The Smart House movement pre-dates the introduction of telecare. Guy Dewsbury challenges the current trend of branding telecare-enabled accommodation as ‘smart’. Read his Telecare Soapbox item: and here is a links to a press release that exemplifies what he is objecting to. ‘Smart House’ uses new technology to promote independent living
Guy is Telecare Coordinator for the London Borough of Barnet. The following is personal opinion and is not to be taken as representing the position of his employer. He also runs a website misnamed [he says] ‘Smart Thinking’ www.smartthinking.ukideas.com.
Is telecare smart?
Telecare starts with devices that detect or sense what they are programmed to detect or sense. Flood detectors, for example, ‘sense’ water when two contacts are joined by water. On sensing what they are required to sense, they send a signal to the dispersed alarm unit which forwards it to the call centre. This process produces a ‘wow’ reaction when you demonstrate the technology so is ‘smart’ in the sense of being ‘cool’. But it is nothing more than a simple switch. If we look at most of the technology deployed in telecare today if fits the criteria of a single device producing a single response to a specified stimulus. Apart from being smaller, they are no different from automated switches that have been around since the 1930s when the first automatic car doors were produced.
What is a ‘smart home’?
In 1999 David Gann wrote about digital futures and defined a smart home as using ‘the latest information and communication technology to link all the mechanical and digital devices available today – and so create a truly interactive house’. Telecare does not make the devices in the home interactive and it does not use the latest information and communication technology so, in this sense, cannot be described as smart.
In 1999, there was no telecare and not a lot of choice in smart home design. The main decision was about what form of technology to use. In the USA there was X10, a smart system that communicates via the electrical mains wiring. To a limited extent it could automate anything electrical. Smarter alternatives were Cedia, Hai, Cebus, Echelon and EIB. However they all needed dedicated cabling. In a project I was involved with at that time we plumped for EIB (European Installation Bus) and built a home for someone who had suffered a brain infection leaving her unable to communicate effectively, paralysed from the waist down and extremely ataxic. (More about this installation on: http://www.smartthinking.ukideas.com/Sigma.htm). The technology we used was not totally smart but was, I argue, considerably smarter than that being used today.
Each device was programmed to know what it was, what its role in the system was, and could talk to all the other devices on the system. This two way handshake enabled a level of dependability to the design. If part of the system failed it could switch to an alternative pattern of activity as well as notifying people of the problem it had diagnosed.
Smart homes in the last century

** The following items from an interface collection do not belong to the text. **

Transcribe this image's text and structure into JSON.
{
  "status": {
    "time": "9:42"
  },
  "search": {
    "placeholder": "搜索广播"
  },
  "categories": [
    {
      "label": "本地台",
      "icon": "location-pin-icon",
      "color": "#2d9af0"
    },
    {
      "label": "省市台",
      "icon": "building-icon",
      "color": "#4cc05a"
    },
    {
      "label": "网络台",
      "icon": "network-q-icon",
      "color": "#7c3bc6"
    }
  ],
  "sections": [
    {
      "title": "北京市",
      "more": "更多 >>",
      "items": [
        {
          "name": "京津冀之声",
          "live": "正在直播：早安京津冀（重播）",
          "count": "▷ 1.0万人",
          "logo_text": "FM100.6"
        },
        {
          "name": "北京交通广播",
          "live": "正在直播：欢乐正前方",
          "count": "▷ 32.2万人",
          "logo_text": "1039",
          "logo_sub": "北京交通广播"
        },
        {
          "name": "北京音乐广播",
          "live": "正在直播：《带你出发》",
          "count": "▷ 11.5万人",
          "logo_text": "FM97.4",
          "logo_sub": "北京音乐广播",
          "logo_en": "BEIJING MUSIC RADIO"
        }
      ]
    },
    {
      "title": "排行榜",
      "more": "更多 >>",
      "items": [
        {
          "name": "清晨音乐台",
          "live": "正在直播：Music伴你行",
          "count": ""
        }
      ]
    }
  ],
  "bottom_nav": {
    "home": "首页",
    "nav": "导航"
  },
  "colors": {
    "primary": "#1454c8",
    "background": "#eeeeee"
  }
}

The systems I worked on almost ten years ago were smarter than the ones I deploy today. Even the homes I co-designed in Scotland (2000-2004) had better and more interactive technology than the telecare we are giving people today. Moreover, telecare is often something that does not reach the standards of ten years ago. Take, for example, the flood detector, it senses a flood and calls the call centre. Clearly this is beneficial but it fails to do the most important thing, which is to turn off the taps. The last-century smart homes I worked on did that, as well as providing water that would not scold.
If a telecare device fails, how can anyone know? The device does not know itself. There are low battery warnings on some devices but if a device malfunctions how can this be identified? If a telecare smoke detector fails to go off one would only tell if the call centre has not received an alert. In a smart home the smoke detector would tell the rest of the system that it was not operating effectively and notify someone to come and check it out.
I am not saying that we have stepped back in technology: clearly we have not. However, all one needs to do is consider the rise in interactive ‘ubiquitous computing’ and ambient technologies that are now being developed and deployed to realise that there are some truly amazing technological developments that we will be using in the future. Instead, I am suggesting that we have, to some extent, made a misdirected leap. Instead of going the European route in which most homes are built embracing some form of smart technology for environmental reasons, the UK continues to build homes that are unintelligent. All we can do, therefore, is add more unintelligence unless we start ripping up floors and demolishing walls.
No more Smart Homes/Houses/Flats/Apartments
I am not saying that telecare systems are bad; far from it. If used appropriately, telecare can make significant differences to older and disabled people and enhance the quality of life. This is a plea to get the terminology right. We just need to stop talking about telecare as ‘smart’. Every day I read about another locality that has built a ‘smart home’ which is in fact a ‘telecare enabled home’. If it were smart then it should be able to demonstrate the qualities of smartness. A smart home is only as smart as the person who programmed it—and how much programming goes into a telecare ‘smart home’?